# Work item:
Go through the data below and return each line containing the word "flatui".
BEGIN Stored data
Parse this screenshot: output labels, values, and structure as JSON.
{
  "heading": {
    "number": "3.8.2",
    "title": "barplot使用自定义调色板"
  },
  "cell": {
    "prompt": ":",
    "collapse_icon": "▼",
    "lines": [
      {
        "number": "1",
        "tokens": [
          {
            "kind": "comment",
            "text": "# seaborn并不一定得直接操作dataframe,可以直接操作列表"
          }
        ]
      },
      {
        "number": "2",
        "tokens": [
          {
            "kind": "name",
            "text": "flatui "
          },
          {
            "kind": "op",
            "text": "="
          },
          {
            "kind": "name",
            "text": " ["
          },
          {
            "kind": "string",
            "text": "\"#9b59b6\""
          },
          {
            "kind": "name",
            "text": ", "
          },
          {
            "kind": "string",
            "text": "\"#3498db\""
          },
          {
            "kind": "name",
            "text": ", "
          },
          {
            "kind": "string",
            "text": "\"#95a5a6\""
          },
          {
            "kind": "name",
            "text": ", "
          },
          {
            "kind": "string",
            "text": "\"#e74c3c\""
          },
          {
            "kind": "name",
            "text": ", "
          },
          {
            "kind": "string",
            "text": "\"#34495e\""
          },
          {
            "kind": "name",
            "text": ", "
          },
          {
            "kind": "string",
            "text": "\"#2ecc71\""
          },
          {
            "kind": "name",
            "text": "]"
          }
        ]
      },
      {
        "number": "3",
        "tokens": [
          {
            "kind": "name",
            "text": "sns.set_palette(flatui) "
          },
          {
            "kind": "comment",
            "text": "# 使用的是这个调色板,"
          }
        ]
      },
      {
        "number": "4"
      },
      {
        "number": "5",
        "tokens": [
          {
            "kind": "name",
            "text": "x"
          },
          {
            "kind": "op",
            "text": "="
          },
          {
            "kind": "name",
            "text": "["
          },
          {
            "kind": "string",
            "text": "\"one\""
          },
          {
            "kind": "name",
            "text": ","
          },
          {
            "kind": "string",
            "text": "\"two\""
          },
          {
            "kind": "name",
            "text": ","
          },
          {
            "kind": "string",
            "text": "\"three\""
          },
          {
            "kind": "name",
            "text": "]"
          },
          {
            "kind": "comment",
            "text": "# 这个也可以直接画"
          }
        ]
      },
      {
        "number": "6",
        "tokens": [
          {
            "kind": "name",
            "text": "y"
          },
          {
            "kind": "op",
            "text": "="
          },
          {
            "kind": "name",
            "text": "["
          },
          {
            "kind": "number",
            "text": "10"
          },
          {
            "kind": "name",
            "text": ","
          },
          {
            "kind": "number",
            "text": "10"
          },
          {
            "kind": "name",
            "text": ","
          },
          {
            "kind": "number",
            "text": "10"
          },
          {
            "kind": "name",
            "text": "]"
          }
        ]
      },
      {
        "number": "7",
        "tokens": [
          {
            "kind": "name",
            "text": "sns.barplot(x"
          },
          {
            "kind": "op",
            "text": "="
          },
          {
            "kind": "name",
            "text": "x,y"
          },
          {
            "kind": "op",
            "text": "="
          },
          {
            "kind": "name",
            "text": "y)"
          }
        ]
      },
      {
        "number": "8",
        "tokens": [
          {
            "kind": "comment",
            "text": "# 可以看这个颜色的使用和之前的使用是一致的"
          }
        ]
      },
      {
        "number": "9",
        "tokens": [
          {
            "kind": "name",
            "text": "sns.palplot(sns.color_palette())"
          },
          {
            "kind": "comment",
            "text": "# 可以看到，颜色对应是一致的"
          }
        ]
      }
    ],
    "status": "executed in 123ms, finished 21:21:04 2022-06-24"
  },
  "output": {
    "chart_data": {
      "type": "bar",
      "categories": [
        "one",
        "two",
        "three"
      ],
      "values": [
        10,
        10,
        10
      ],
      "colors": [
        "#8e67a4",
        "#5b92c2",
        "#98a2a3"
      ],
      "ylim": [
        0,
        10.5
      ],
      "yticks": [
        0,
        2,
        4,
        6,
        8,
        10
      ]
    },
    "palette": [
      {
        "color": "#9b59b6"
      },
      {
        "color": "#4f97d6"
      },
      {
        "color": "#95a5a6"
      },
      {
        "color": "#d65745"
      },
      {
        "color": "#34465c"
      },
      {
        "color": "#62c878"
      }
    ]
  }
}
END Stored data
# Result of the task:
            "text": "flatui "
            "text": "sns.set_palette(flatui) "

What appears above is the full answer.